DIRECTIONS> Pick every line with "name" from the material below.

SUPPLIED INFORMATION>
.....
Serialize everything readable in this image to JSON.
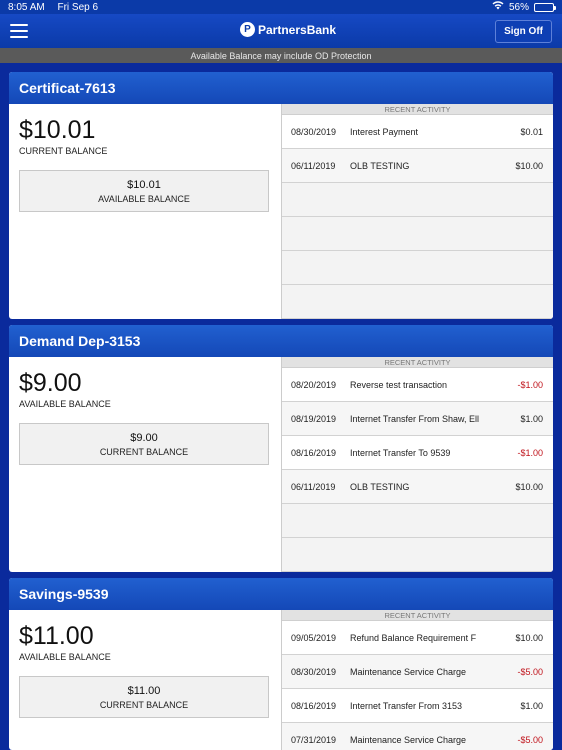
{
  "status": {
    "time": "8:05 AM",
    "date": "Fri Sep 6",
    "battery_percent": "56%",
    "battery_level": 0.56
  },
  "nav": {
    "brand": "PartnersBank",
    "signoff_label": "Sign Off"
  },
  "banner": "Available Balance may include OD Protection",
  "recent_activity_label": "RECENT ACTIVITY",
  "accounts": [
    {
      "name": "Certificat-7613",
      "main_amount": "$10.01",
      "main_label": "CURRENT BALANCE",
      "sub_amount": "$10.01",
      "sub_label": "AVAILABLE BALANCE",
      "transactions": [
        {
          "date": "08/30/2019",
          "desc": "Interest Payment",
          "amount": "$0.01",
          "negative": false
        },
        {
          "date": "06/11/2019",
          "desc": "OLB TESTING",
          "amount": "$10.00",
          "negative": false
        }
      ],
      "empty_rows": 4
    },
    {
      "name": "Demand Dep-3153",
      "main_amount": "$9.00",
      "main_label": "AVAILABLE BALANCE",
      "sub_amount": "$9.00",
      "sub_label": "CURRENT BALANCE",
      "transactions": [
        {
          "date": "08/20/2019",
          "desc": "Reverse test transaction",
          "amount": "-$1.00",
          "negative": true
        },
        {
          "date": "08/19/2019",
          "desc": "Internet Transfer From Shaw, Ell",
          "amount": "$1.00",
          "negative": false
        },
        {
          "date": "08/16/2019",
          "desc": "Internet Transfer To 9539",
          "amount": "-$1.00",
          "negative": true
        },
        {
          "date": "06/11/2019",
          "desc": "OLB TESTING",
          "amount": "$10.00",
          "negative": false
        }
      ],
      "empty_rows": 2
    },
    {
      "name": "Savings-9539",
      "main_amount": "$11.00",
      "main_label": "AVAILABLE BALANCE",
      "sub_amount": "$11.00",
      "sub_label": "CURRENT BALANCE",
      "transactions": [
        {
          "date": "09/05/2019",
          "desc": "Refund Balance Requirement F",
          "amount": "$10.00",
          "negative": false
        },
        {
          "date": "08/30/2019",
          "desc": "Maintenance Service Charge",
          "amount": "-$5.00",
          "negative": true
        },
        {
          "date": "08/16/2019",
          "desc": "Internet Transfer From 3153",
          "amount": "$1.00",
          "negative": false
        },
        {
          "date": "07/31/2019",
          "desc": "Maintenance Service Charge",
          "amount": "-$5.00",
          "negative": true
        }
      ],
      "empty_rows": 0
    }
  ],
  "colors": {
    "background": "#0a2a9c",
    "header": "#1448b7",
    "negative": "#c0141c"
  }
}
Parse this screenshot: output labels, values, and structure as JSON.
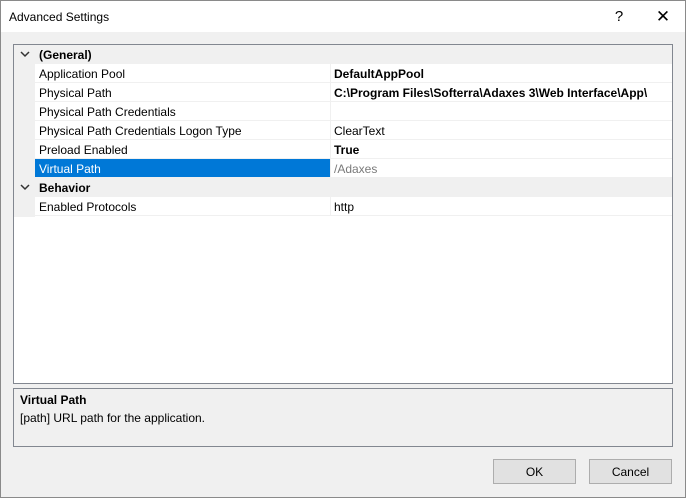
{
  "window": {
    "title": "Advanced Settings",
    "help_glyph": "?",
    "close_glyph": "✕"
  },
  "grid": {
    "categories": [
      {
        "label": "(General)",
        "properties": [
          {
            "name": "Application Pool",
            "value": "DefaultAppPool"
          },
          {
            "name": "Physical Path",
            "value": "C:\\Program Files\\Softerra\\Adaxes 3\\Web Interface\\App\\"
          },
          {
            "name": "Physical Path Credentials",
            "value": ""
          },
          {
            "name": "Physical Path Credentials Logon Type",
            "value": "ClearText"
          },
          {
            "name": "Preload Enabled",
            "value": "True"
          },
          {
            "name": "Virtual Path",
            "value": "/Adaxes"
          }
        ]
      },
      {
        "label": "Behavior",
        "properties": [
          {
            "name": "Enabled Protocols",
            "value": "http"
          }
        ]
      }
    ]
  },
  "help": {
    "title": "Virtual Path",
    "description": "[path] URL path for the application."
  },
  "buttons": {
    "ok": "OK",
    "cancel": "Cancel"
  },
  "colors": {
    "selection": "#0078d7",
    "readonly_text": "#7a7a7a"
  }
}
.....
SOLUTION TO THIS PROBLEM>
      "name": "Certificat-7613",
      "name": "Demand Dep-3153",
      "name": "Savings-9539",
            "name": "Application Pool",
            "name": "Physical Path",
            "name": "Physical Path Credentials",
            "name": "Physical Path Credentials Logon Type",
            "name": "Preload Enabled",
            "name": "Virtual Path",
            "name": "Enabled Protocols",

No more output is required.